Report every line in the listing that contains the string "티스토리".

Material shown:
* * *

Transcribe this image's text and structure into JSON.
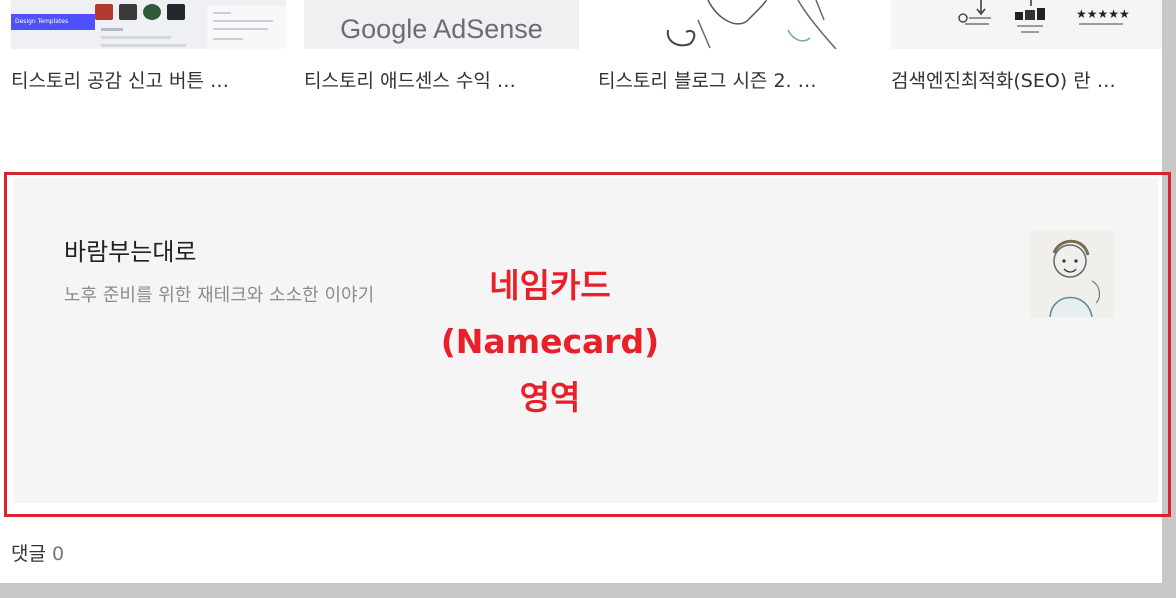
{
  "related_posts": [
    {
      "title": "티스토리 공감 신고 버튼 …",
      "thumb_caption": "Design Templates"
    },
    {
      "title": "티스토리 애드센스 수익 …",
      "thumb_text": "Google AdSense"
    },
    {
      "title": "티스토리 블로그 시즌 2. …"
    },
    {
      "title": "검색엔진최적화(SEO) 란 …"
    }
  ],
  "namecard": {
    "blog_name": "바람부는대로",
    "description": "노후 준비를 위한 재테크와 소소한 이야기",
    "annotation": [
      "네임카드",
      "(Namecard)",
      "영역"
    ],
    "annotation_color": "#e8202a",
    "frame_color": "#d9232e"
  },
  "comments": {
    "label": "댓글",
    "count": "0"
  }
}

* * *

Solution to this exercise:
      "title": "티스토리 공감 신고 버튼 …",
      "title": "티스토리 애드센스 수익 …",
      "title": "티스토리 블로그 시즌 2. …"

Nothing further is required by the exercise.